More justice work and less paperwork to enhance the justice system in Colombia

April 9, 2014


A street in Bogota.

World Bank Group

This analytical work conducted between July 2012 and December 2013 resulted in a study that examined all aspects of the administrative judicial systems in Colombia. The document provided a considerable amount of information for supporting the justice sector authorities to take policy measures based on empirical evidence, and concluded that it is more efficient to cluster claims by subject similarities. The data provided was intended to help clear all pending writing-based claims within 4 years.


Colombia has a judicial system that only resolves claims involving the central state, with the most frequent claims classified into 5 major subjects: labor, torts, debts, tax and other issues. Judges mostly resolve all of these types of claims, and the resolution process is often time consuming and complex.

Processing a claim can take several years despite best efforts of the Judicial Branch to appoint new judges and establish strict judgment-per-month goals. Furthermore, most of the evidence for the claims consists of documents that must be provided by state agencies, whose delivery could take from 1 to 7 months after its request.

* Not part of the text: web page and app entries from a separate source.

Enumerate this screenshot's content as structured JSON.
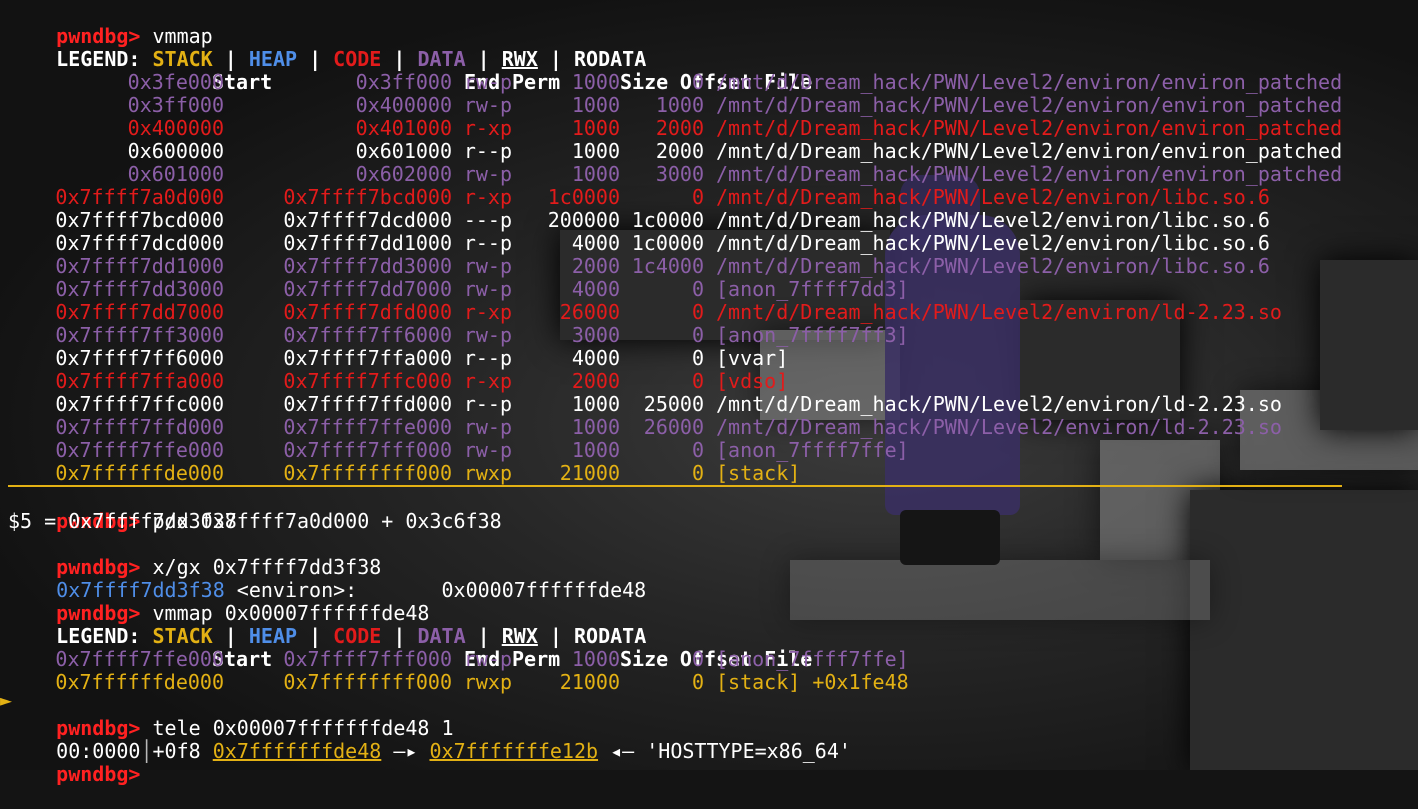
{
  "colors": {
    "prompt": "#ff2121",
    "stack": "#e3b114",
    "heap": "#4f8ee8",
    "code": "#e21b1b",
    "data": "#8c5fa8",
    "rodata": "#ffffff"
  },
  "prompt": "pwndbg>",
  "commands": [
    " vmmap",
    " p/x 0x7ffff7a0d000 + 0x3c6f38",
    " x/gx 0x7ffff7dd3f38",
    " vmmap 0x00007ffffffde48",
    " tele 0x00007fffffffde48 1",
    ""
  ],
  "legend": {
    "label": "LEGEND:",
    "stack": "STACK",
    "heap": "HEAP",
    "code": "CODE",
    "data": "DATA",
    "rwx": "RWX",
    "rodata": "RODATA",
    "sep": " | "
  },
  "header": {
    "start": "Start",
    "end": "End",
    "perm": "Perm",
    "size": "Size",
    "offset": "Offset",
    "file": "File"
  },
  "vmmap1": [
    {
      "start": "0x3fe000",
      "end": "0x3ff000",
      "perm": "rw-p",
      "size": "1000",
      "offset": "0",
      "file": "/mnt/d/Dream_hack/PWN/Level2/environ/environ_patched",
      "kind": "data"
    },
    {
      "start": "0x3ff000",
      "end": "0x400000",
      "perm": "rw-p",
      "size": "1000",
      "offset": "1000",
      "file": "/mnt/d/Dream_hack/PWN/Level2/environ/environ_patched",
      "kind": "data"
    },
    {
      "start": "0x400000",
      "end": "0x401000",
      "perm": "r-xp",
      "size": "1000",
      "offset": "2000",
      "file": "/mnt/d/Dream_hack/PWN/Level2/environ/environ_patched",
      "kind": "code"
    },
    {
      "start": "0x600000",
      "end": "0x601000",
      "perm": "r--p",
      "size": "1000",
      "offset": "2000",
      "file": "/mnt/d/Dream_hack/PWN/Level2/environ/environ_patched",
      "kind": "rodata"
    },
    {
      "start": "0x601000",
      "end": "0x602000",
      "perm": "rw-p",
      "size": "1000",
      "offset": "3000",
      "file": "/mnt/d/Dream_hack/PWN/Level2/environ/environ_patched",
      "kind": "data"
    },
    {
      "start": "0x7ffff7a0d000",
      "end": "0x7ffff7bcd000",
      "perm": "r-xp",
      "size": "1c0000",
      "offset": "0",
      "file": "/mnt/d/Dream_hack/PWN/Level2/environ/libc.so.6",
      "kind": "code"
    },
    {
      "start": "0x7ffff7bcd000",
      "end": "0x7ffff7dcd000",
      "perm": "---p",
      "size": "200000",
      "offset": "1c0000",
      "file": "/mnt/d/Dream_hack/PWN/Level2/environ/libc.so.6",
      "kind": "rodata"
    },
    {
      "start": "0x7ffff7dcd000",
      "end": "0x7ffff7dd1000",
      "perm": "r--p",
      "size": "4000",
      "offset": "1c0000",
      "file": "/mnt/d/Dream_hack/PWN/Level2/environ/libc.so.6",
      "kind": "rodata"
    },
    {
      "start": "0x7ffff7dd1000",
      "end": "0x7ffff7dd3000",
      "perm": "rw-p",
      "size": "2000",
      "offset": "1c4000",
      "file": "/mnt/d/Dream_hack/PWN/Level2/environ/libc.so.6",
      "kind": "data"
    },
    {
      "start": "0x7ffff7dd3000",
      "end": "0x7ffff7dd7000",
      "perm": "rw-p",
      "size": "4000",
      "offset": "0",
      "file": "[anon_7ffff7dd3]",
      "kind": "data"
    },
    {
      "start": "0x7ffff7dd7000",
      "end": "0x7ffff7dfd000",
      "perm": "r-xp",
      "size": "26000",
      "offset": "0",
      "file": "/mnt/d/Dream_hack/PWN/Level2/environ/ld-2.23.so",
      "kind": "code"
    },
    {
      "start": "0x7ffff7ff3000",
      "end": "0x7ffff7ff6000",
      "perm": "rw-p",
      "size": "3000",
      "offset": "0",
      "file": "[anon_7ffff7ff3]",
      "kind": "data"
    },
    {
      "start": "0x7ffff7ff6000",
      "end": "0x7ffff7ffa000",
      "perm": "r--p",
      "size": "4000",
      "offset": "0",
      "file": "[vvar]",
      "kind": "rodata"
    },
    {
      "start": "0x7ffff7ffa000",
      "end": "0x7ffff7ffc000",
      "perm": "r-xp",
      "size": "2000",
      "offset": "0",
      "file": "[vdso]",
      "kind": "code"
    },
    {
      "start": "0x7ffff7ffc000",
      "end": "0x7ffff7ffd000",
      "perm": "r--p",
      "size": "1000",
      "offset": "25000",
      "file": "/mnt/d/Dream_hack/PWN/Level2/environ/ld-2.23.so",
      "kind": "rodata"
    },
    {
      "start": "0x7ffff7ffd000",
      "end": "0x7ffff7ffe000",
      "perm": "rw-p",
      "size": "1000",
      "offset": "26000",
      "file": "/mnt/d/Dream_hack/PWN/Level2/environ/ld-2.23.so",
      "kind": "data"
    },
    {
      "start": "0x7ffff7ffe000",
      "end": "0x7ffff7fff000",
      "perm": "rw-p",
      "size": "1000",
      "offset": "0",
      "file": "[anon_7ffff7ffe]",
      "kind": "data"
    },
    {
      "start": "0x7ffffffde000",
      "end": "0x7ffffffff000",
      "perm": "rwxp",
      "size": "21000",
      "offset": "0",
      "file": "[stack]",
      "kind": "stack"
    }
  ],
  "print_result": "$5 = 0x7ffff7dd3f38",
  "xgx_result": {
    "addr": "0x7ffff7dd3f38",
    "sym": " <environ>:",
    "val": "       0x00007ffffffde48"
  },
  "vmmap2": [
    {
      "marker": "",
      "start": "0x7ffff7ffe000",
      "end": "0x7ffff7fff000",
      "perm": "rw-p",
      "size": "1000",
      "offset": "0",
      "file": "[anon_7ffff7ffe]",
      "kind": "data"
    },
    {
      "marker": "►",
      "start": "0x7ffffffde000",
      "end": "0x7ffffffff000",
      "perm": "rwxp",
      "size": "21000",
      "offset": "0",
      "file": "[stack] +0x1fe48",
      "kind": "stack"
    }
  ],
  "tele": {
    "idx": "00:0000",
    "bar": "│",
    "off": "+0f8 ",
    "addr1": "0x7fffffffde48",
    "arrow1": " —▸ ",
    "addr2": "0x7fffffffe12b",
    "arrow2": " ◂— ",
    "str": "'HOSTTYPE=x86_64'"
  }
}
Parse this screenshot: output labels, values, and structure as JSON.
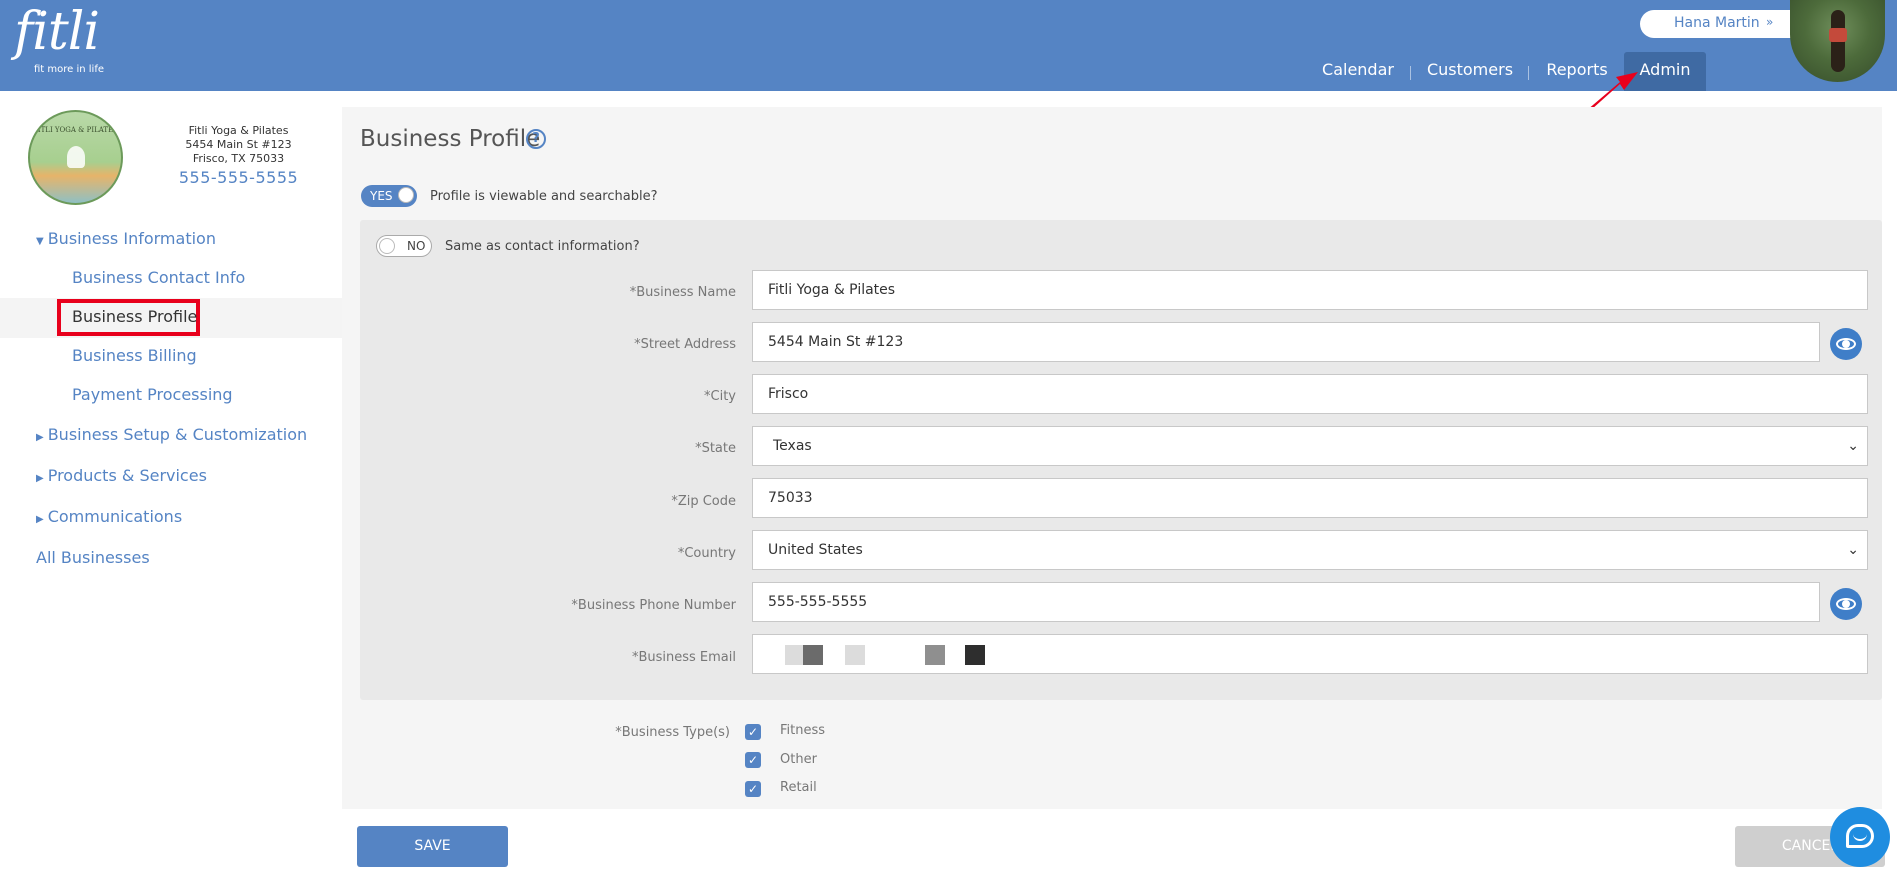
{
  "header": {
    "logo_text": "fitli",
    "logo_tagline": "fit more in life",
    "user_name": "Hana Martin",
    "user_chevron": "»",
    "nav": [
      "Calendar",
      "Customers",
      "Reports",
      "Admin"
    ],
    "active_nav": "Admin",
    "brand_color": "#5584c4"
  },
  "business": {
    "logo_text": "FITLI YOGA & PILATES",
    "name": "Fitli Yoga & Pilates",
    "address_line1": "5454 Main St #123",
    "address_line2": "Frisco, TX 75033",
    "phone": "555-555-5555"
  },
  "sidebar": {
    "section_business_information": "Business Information",
    "items": {
      "contact": "Business Contact Info",
      "profile": "Business Profile",
      "billing": "Business Billing",
      "payment": "Payment Processing"
    },
    "setup": "Business Setup & Customization",
    "products": "Products & Services",
    "communications": "Communications",
    "all_businesses": "All Businesses"
  },
  "main": {
    "title": "Business Profile",
    "help_icon": "?",
    "viewable_toggle": {
      "state": "YES",
      "label": "Profile is viewable and searchable?"
    },
    "same_contact_toggle": {
      "state": "NO",
      "label": "Same as contact information?"
    },
    "fields": {
      "business_name": {
        "label": "*Business Name",
        "value": "Fitli Yoga & Pilates"
      },
      "street": {
        "label": "*Street Address",
        "value": "5454 Main St #123"
      },
      "city": {
        "label": "*City",
        "value": "Frisco"
      },
      "state": {
        "label": "*State",
        "value": "Texas"
      },
      "zip": {
        "label": "*Zip Code",
        "value": "75033"
      },
      "country": {
        "label": "*Country",
        "value": "United States"
      },
      "phone": {
        "label": "*Business Phone Number",
        "value": "555-555-5555"
      },
      "email": {
        "label": "*Business Email"
      }
    },
    "business_types_label": "*Business Type(s)",
    "business_types": [
      "Fitness",
      "Other",
      "Retail"
    ]
  },
  "footer": {
    "save_label": "SAVE",
    "cancel_label": "CANCEL"
  },
  "icons": {
    "eye": "eye-icon",
    "chat": "chat-icon",
    "check": "✓",
    "dropdown": "⌄"
  },
  "colors": {
    "highlight_box": "#e8001c",
    "eye_button": "#3f7ec8",
    "chat_button": "#1f8de0"
  }
}
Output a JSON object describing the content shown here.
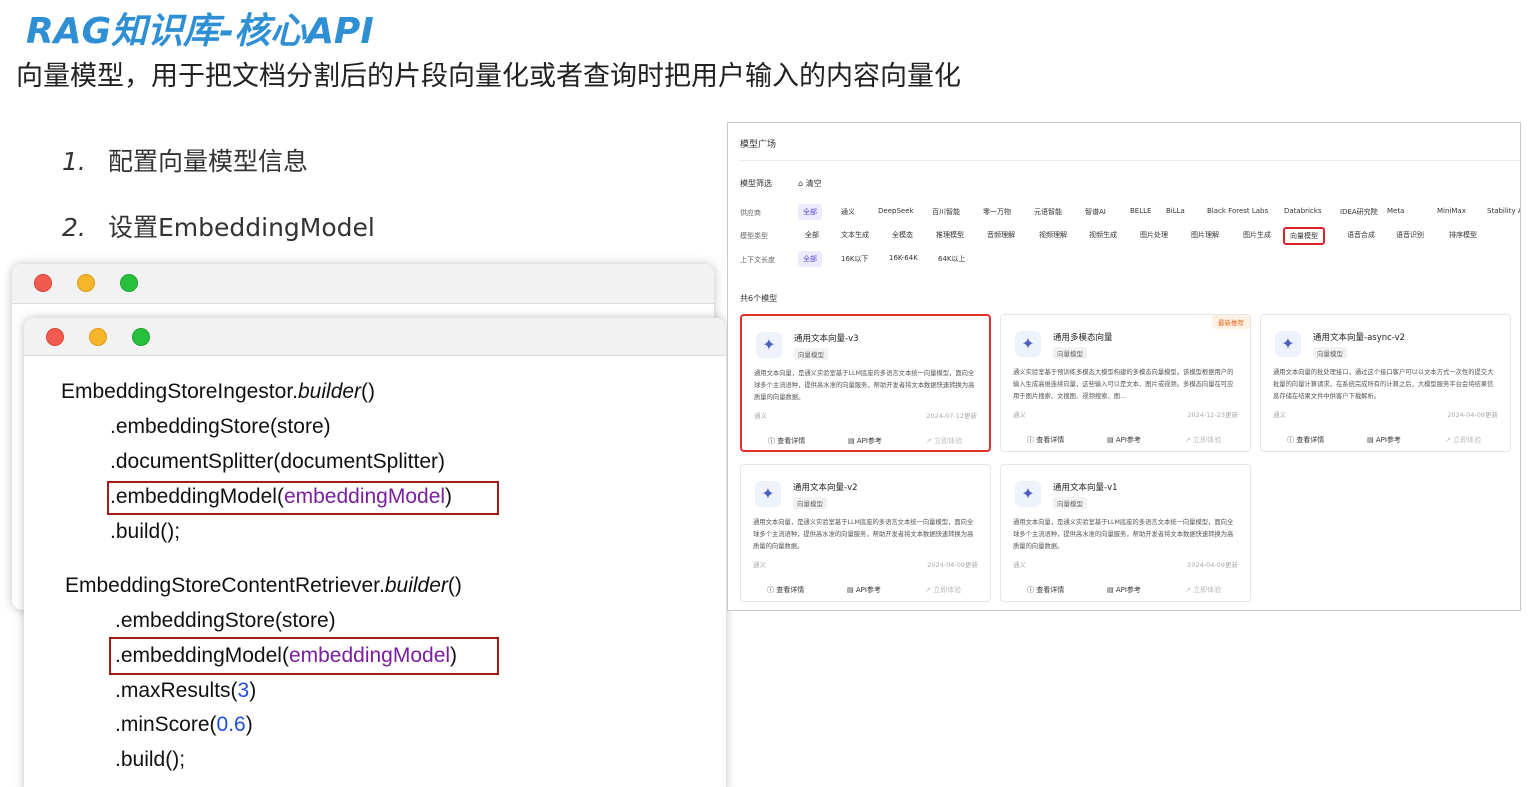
{
  "header": {
    "title": "RAG知识库-核心API",
    "subtitle": "向量模型，用于把文档分割后的片段向量化或者查询时把用户输入的内容向量化"
  },
  "steps": [
    {
      "num": "1.",
      "text": "配置向量模型信息"
    },
    {
      "num": "2.",
      "text": "设置EmbeddingModel"
    }
  ],
  "code": {
    "ingestor": {
      "l1_prefix": "EmbeddingStoreIngestor.",
      "l1_method": "builder",
      "l1_suffix": "()",
      "l2": ".embeddingStore(store)",
      "l3": ".documentSplitter(documentSplitter)",
      "l4_prefix": ".embeddingModel(",
      "l4_arg": "embeddingModel",
      "l4_suffix": ")",
      "l5": ".build();"
    },
    "retriever": {
      "l1_prefix": "EmbeddingStoreContentRetriever.",
      "l1_method": "builder",
      "l1_suffix": "()",
      "l2": ".embeddingStore(store)",
      "l3_prefix": ".embeddingModel(",
      "l3_arg": "embeddingModel",
      "l3_suffix": ")",
      "l4_prefix": ".maxResults(",
      "l4_arg": "3",
      "l4_suffix": ")",
      "l5_prefix": ".minScore(",
      "l5_arg": "0.6",
      "l5_suffix": ")",
      "l6": ".build();"
    }
  },
  "panel": {
    "title": "模型广场",
    "filter_label": "模型筛选",
    "clear_label": "清空",
    "provider_label": "供应商",
    "providers": [
      "全部",
      "通义",
      "DeepSeek",
      "百川智能",
      "零一万物",
      "元语智能",
      "智谱AI",
      "BELLE",
      "BiLLa",
      "Black Forest Labs",
      "Databricks",
      "IDEA研究院",
      "Meta",
      "MiniMax",
      "Stability AI"
    ],
    "type_label": "模型类型",
    "types": [
      "全部",
      "文本生成",
      "全模态",
      "推理模型",
      "音频理解",
      "视频理解",
      "视频生成",
      "图片处理",
      "图片理解",
      "图片生成",
      "向量模型",
      "语音合成",
      "语音识别",
      "排序模型"
    ],
    "context_label": "上下文长度",
    "contexts": [
      "全部",
      "16K以下",
      "16K-64K",
      "64K以上"
    ],
    "count_text": "共6个模型",
    "cards": [
      {
        "name": "通用文本向量-v3",
        "tag": "向量模型",
        "desc": "通用文本向量，是通义实验室基于LLM底座的多语言文本统一向量模型，面向全球多个主流语种，提供高水准的向量服务，帮助开发者将文本数据快速转换为高质量的向量数据。",
        "vendor": "通义",
        "date": "2024-07-12更新",
        "badge": ""
      },
      {
        "name": "通用多模态向量",
        "tag": "向量模型",
        "desc": "通义实验室基于预训练多模态大模型构建的多模态向量模型。该模型根据用户的输入生成高维连续向量，这些输入可以是文本、图片或视频。多模态向量在可应用于图片搜索、文搜图、视频搜索、图...",
        "vendor": "通义",
        "date": "2024-12-23更新",
        "badge": "最新推荐"
      },
      {
        "name": "通用文本向量-async-v2",
        "tag": "向量模型",
        "desc": "通用文本向量的批处理接口，通过这个接口客户可以以文本方式一次性的提交大批量的向量计算请求，在系统完成所有的计算之后，大模型服务平台会将结果信息存储在结果文件中供客户下载解析。",
        "vendor": "通义",
        "date": "2024-04-09更新",
        "badge": ""
      },
      {
        "name": "通用文本向量-v2",
        "tag": "向量模型",
        "desc": "通用文本向量，是通义实验室基于LLM底座的多语言文本统一向量模型，面向全球多个主流语种，提供高水准的向量服务，帮助开发者将文本数据快速转换为高质量的向量数据。",
        "vendor": "通义",
        "date": "2024-04-09更新",
        "badge": ""
      },
      {
        "name": "通用文本向量-v1",
        "tag": "向量模型",
        "desc": "通用文本向量，是通义实验室基于LLM底座的多语言文本统一向量模型，面向全球多个主流语种，提供高水准的向量服务，帮助开发者将文本数据快速转换为高质量的向量数据。",
        "vendor": "通义",
        "date": "2024-04-09更新",
        "badge": ""
      }
    ],
    "actions": {
      "detail": "查看详情",
      "api": "API参考",
      "try": "立即体验"
    },
    "icons": {
      "card_logo": "tongyi-logo-icon",
      "detail": "info-icon",
      "api": "doc-icon",
      "try": "arrow-up-right-icon",
      "clear": "broom-icon"
    },
    "colors": {
      "accent": "#5b4ad3",
      "highlight_box": "#d8232a",
      "title_blue": "#2e8fd4"
    }
  }
}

In July 2012, justice proceedings changed and an oral-based system was established. However, changing proceedings for new cases did not resolve the pending cases under the previous writing-based system. Because of that, the Judicial Branch implemented a Policy Plan focused on reducing the delays in the provision of justice services, looking to resolve all cases pending under the writing-based proceedings within 4 years.


In order to reach the goal of resolving the pending cases within 4 years, the Judicial Branch and the World Bank planned a stocktaking of writing-based pending claims to analyze bottlenecks and other delays. A team of experts analyzed every aspect of the judicial proceedings for these claims, including the court where the claim was initiated, the current procedural stage at the moment of the review of the case file, and the state agencies that are more frequently sued.

As a result of the study, experts provided the Judiciary detailed information on key issues such as the time spent in solving a claim, what the most frequent claims were, and where the bottlenecks were.  The team also produced statistical data for each of the variables gathered, whose interpretation was validated through several focus groups and interviews with Judicial Branch officers.


The stocktaking of 151,597 pending claims allowed for the creation of a database for the jurisdiction that identified 217 key variables. The statistical information gathered in the database and the final report provided the Judicial Branch with hard data to take action with a local focus, determining decongestion measures by district instead of applying general measures nationally. As a result, the Judiciary developed district-tailored decongestion plans that included measures such as courts specialization, priority intervention in old cases and claims redistribution according to the workloads of each district.

Bank Group Contribution

The World Bank financed this project through a Reimbursable Advisory Services operation worth US$648,00.

Moving Forward

The analytical output also articulated a modernization strategy for the Colombian Judicial Branch. Based on empirical findings, the Bank is supporting the development of workload and performance indicators in other jurisdictions, most recently in Civil and Family Courts.


The core beneficiaries of the final report were the National Planning Department, the Ministry of Justice, and the Judiciary. More broadly, the report benefited other stakeholders such as Congress, professional associations of judges, academic institutions, and civil society organizations, in addition to citizens benefitting from a more rapid settlement of judicial claims.